All credit goes to BC SPCA for their amazing and heartfelt work helping tethered animals. These are their words:

A Day In The Life Of A Dog

6:30 a.m. Time to wake up! I rouse from my pet bed and plant big, sloppy kisses on Mom and Dad to let them know it’s time to serve me breakfast. They pretend not to like my morning breath, but I know better.

6:31 a.m. Mom reminds me not to jump up on the bed using a really cool technique we learned in obedience class. I’m a pretty good student but sometimes I forget a few of the rules.

6:45 a.m. Mmm. Yummy kibble in a clean bowl, chased by many noisy, messy slurps of fresh water ― I have to keep hydrated for our “walkies.”

7 a.m. It’s time to wake up Dylan for school. We have the same Mom and Dad, but Dylan actually looks like them because he walks with two legs and he doesn’t have fur. He’s one of my favourite people.

7:30 a.m. Dad takes me on our neighbourhood stroll. Down the street is my good friend Smithers and his dad. Smithers is very small and has a weird haircut. They say he is a “toy” breed, which I don’t understand because the only toys I know are a lot more fun to play with than Smithers. Nonetheless, we get along OK ― he sniffs my butt and I sniff his. Then we sniff the trees together to find out what everyone else has been up to.

8:45 a.m. Oh, sweet, sweet nap time!

3:10 p.m. Dylan’s home and I can barely contain my excitement. We play fetch in the back yard for a while, until Dylan announces that he’d better do his homework. Soon, he asks me if I would consider eating his homework so that when he tells his teacher I ate his homework he won’t be lying. I decline. Even though Dylan usually spills food on his homework, it’s not enough to make me want to eat it.

5:30 p.m. Supper time!
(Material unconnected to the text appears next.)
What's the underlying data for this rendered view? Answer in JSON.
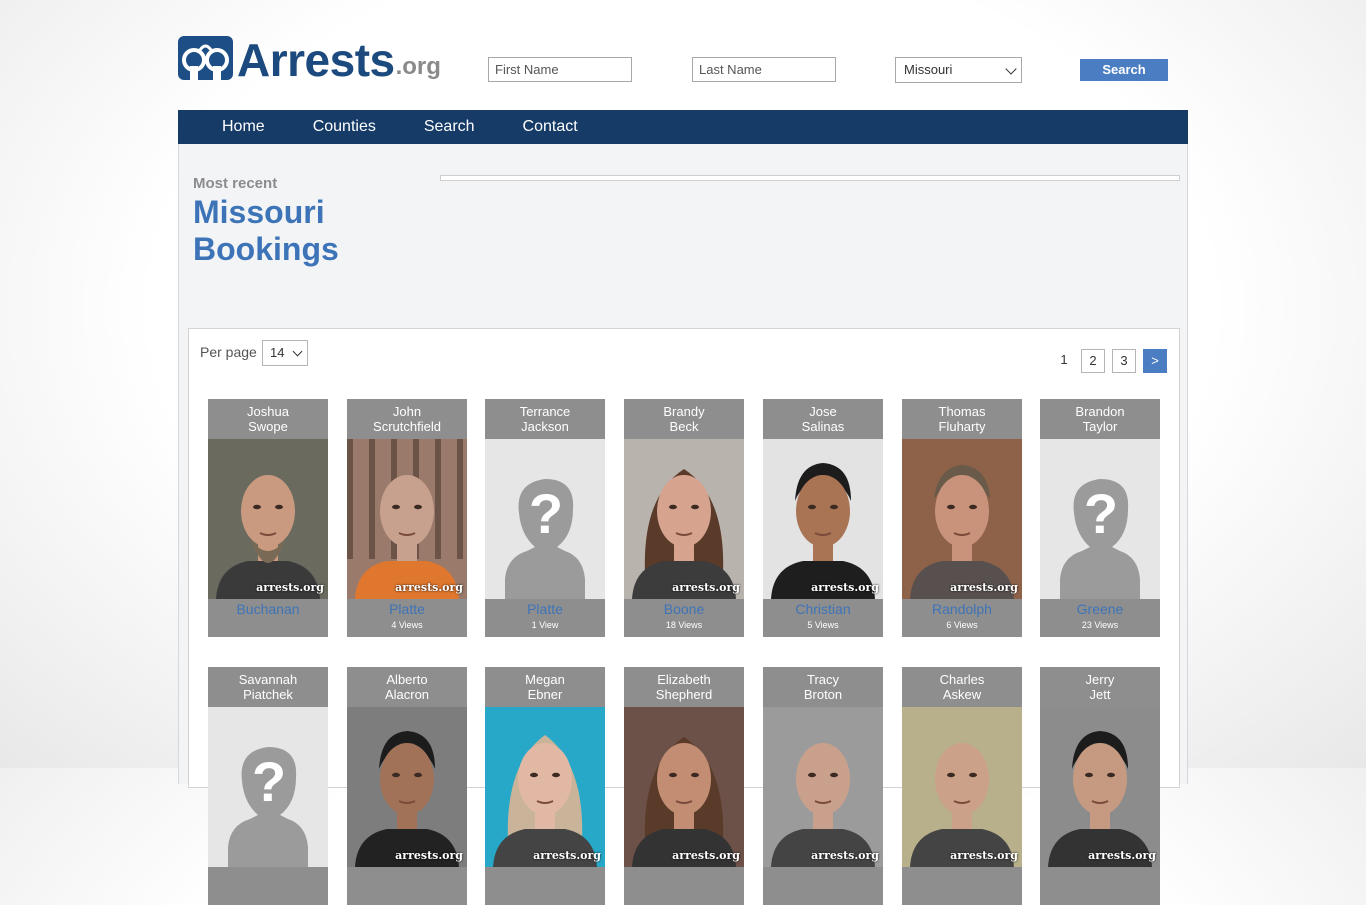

There is no more pleasing sound than the crash of kibble hitting a bowl. It only takes me about 30 seconds to finish my food and when I’m done, I sit quietly while everyone else finishes their supper. I learned in obedience class that good dogs don’t beg for food (of course, human food that falls from a plate or a lap is fair game).

7 p.m. More walkies. This time, Mom and Dylan join Dad and me at the park. There are a few other dogs here and my heart races when I see Eva, the striking German shepherd/rottweiler mix who lives one street over. We run around like crazy until we are exhausted.
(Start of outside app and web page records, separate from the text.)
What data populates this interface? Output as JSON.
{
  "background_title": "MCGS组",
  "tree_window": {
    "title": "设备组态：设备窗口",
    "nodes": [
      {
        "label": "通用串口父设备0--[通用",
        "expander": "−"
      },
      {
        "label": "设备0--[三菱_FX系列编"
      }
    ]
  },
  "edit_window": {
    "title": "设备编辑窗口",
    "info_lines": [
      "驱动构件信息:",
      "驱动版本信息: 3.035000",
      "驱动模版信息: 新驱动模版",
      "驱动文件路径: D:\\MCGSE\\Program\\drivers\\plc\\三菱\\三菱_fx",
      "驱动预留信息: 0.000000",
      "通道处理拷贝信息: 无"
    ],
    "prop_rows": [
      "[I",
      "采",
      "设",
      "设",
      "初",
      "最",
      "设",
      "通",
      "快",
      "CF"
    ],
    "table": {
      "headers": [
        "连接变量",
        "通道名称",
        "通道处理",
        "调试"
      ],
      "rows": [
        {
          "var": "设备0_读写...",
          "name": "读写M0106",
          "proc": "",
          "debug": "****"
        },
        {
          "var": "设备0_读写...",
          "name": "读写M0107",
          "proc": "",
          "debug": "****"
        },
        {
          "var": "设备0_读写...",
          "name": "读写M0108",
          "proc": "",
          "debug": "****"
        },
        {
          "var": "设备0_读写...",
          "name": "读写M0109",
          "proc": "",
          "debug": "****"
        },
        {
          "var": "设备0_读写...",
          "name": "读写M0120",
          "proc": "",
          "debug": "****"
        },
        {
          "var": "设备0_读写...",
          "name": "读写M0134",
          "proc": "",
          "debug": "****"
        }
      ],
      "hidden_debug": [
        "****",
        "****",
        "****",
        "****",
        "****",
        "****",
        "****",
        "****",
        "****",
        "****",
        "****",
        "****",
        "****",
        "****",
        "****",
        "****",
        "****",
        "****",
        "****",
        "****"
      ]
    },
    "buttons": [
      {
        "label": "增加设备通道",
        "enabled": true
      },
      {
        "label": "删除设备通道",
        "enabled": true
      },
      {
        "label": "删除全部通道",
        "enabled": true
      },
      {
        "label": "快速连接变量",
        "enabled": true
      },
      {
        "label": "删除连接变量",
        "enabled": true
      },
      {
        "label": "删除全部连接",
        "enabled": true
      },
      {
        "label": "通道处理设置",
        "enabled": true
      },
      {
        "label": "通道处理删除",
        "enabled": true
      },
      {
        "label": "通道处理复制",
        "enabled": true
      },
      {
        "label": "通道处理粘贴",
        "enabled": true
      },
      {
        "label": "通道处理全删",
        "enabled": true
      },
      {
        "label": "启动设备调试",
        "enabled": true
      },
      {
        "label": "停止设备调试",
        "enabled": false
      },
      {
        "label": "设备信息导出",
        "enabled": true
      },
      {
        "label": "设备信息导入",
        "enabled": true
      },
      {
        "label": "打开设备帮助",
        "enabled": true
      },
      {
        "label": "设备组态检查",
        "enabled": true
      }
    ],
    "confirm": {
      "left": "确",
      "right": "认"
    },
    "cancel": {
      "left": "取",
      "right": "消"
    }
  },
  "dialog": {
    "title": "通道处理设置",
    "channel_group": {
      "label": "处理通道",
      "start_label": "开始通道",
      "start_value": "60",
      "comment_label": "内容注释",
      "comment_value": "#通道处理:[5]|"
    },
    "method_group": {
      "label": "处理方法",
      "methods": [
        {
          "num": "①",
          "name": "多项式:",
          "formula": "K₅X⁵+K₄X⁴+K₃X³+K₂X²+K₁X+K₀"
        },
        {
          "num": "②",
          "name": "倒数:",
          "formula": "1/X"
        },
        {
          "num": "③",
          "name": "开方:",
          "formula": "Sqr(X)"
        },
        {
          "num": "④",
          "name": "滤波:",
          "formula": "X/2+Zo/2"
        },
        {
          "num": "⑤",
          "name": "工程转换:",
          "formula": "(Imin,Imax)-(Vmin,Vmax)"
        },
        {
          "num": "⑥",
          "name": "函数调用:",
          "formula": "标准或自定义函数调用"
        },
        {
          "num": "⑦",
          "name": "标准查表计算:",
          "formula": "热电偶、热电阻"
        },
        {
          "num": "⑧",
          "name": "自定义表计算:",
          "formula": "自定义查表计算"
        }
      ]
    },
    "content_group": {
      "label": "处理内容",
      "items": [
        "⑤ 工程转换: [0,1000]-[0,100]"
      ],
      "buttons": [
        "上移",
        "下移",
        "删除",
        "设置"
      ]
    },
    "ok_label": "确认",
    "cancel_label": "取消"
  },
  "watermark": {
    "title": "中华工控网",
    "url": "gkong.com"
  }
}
10 p.m. Ahh. A fitful sleep beside Mom and Dad. I hope I remember not to jump up on the bed in the morning.

A day in the life of a back yard dog

chained dog.jpg

6:30 a.m. I can see and hear people moving around in the house but no one comes outside to check on me. They are talking and laughing; I wish I could be with them.

 6:30 a.m. I’m hungry and thirsty. I tipped over my food and water bowls last night when I got tangled in my chain. I’m still tangled in my chain.

6:45 a.m. The chain is too tight and it’s cutting into my neck.

8:15 a.m. The people who live in the house are all leaving. I try to run toward them with my tail wagging, hoping they will notice me, but my chain snaps me backward and I fall to the ground. It’s no use.

8:15 a.m. to 2 p.m. I’m not sure what I’m supposed to do with myself. I can’t protect the house from my chain. I don’t have any toys to play with and there are no other dogs to keep me company. Maybe if I bark, someone will show me what to do. I decide to bark all day.

2:30 p.m. A bylaw enforcement officer arrives and posts a notice on the door of the house. He looks pityingly at me. Do I look bad? I know I’m dirty but it’s hard to stay clean when I’m always sitting in dirt. I pace in circles and growl at him because I don’t know what else to do. I growl at other people passing my yard, too.

3:15 p.m. The smallest person from the house has returned. Maybe he will play with me! He does not. I go to the bathroom in the same place I always go, a few feet from my shelter.

5:30 p.m. The rest of the people are home. One of them removes the notice left by the bylaw enforcement officer and yells at me to stop barking. I pace back and forth, confused. 6 p.m. I smell food in the house. I am still hungry and thirsty.

7 p.m. One of the people from the house comes out to see me. He fills my food and water bowls and I am so happy for this attention that I jump up in excitement, spilling both bowls and dirtying his clothes. He scolds me and delares that this behaviour of mine is one of the reasons I am not allowed to live in his house with him.

7:30 p.m. Another lonely night. I dream about being on a chain because it’s all I know.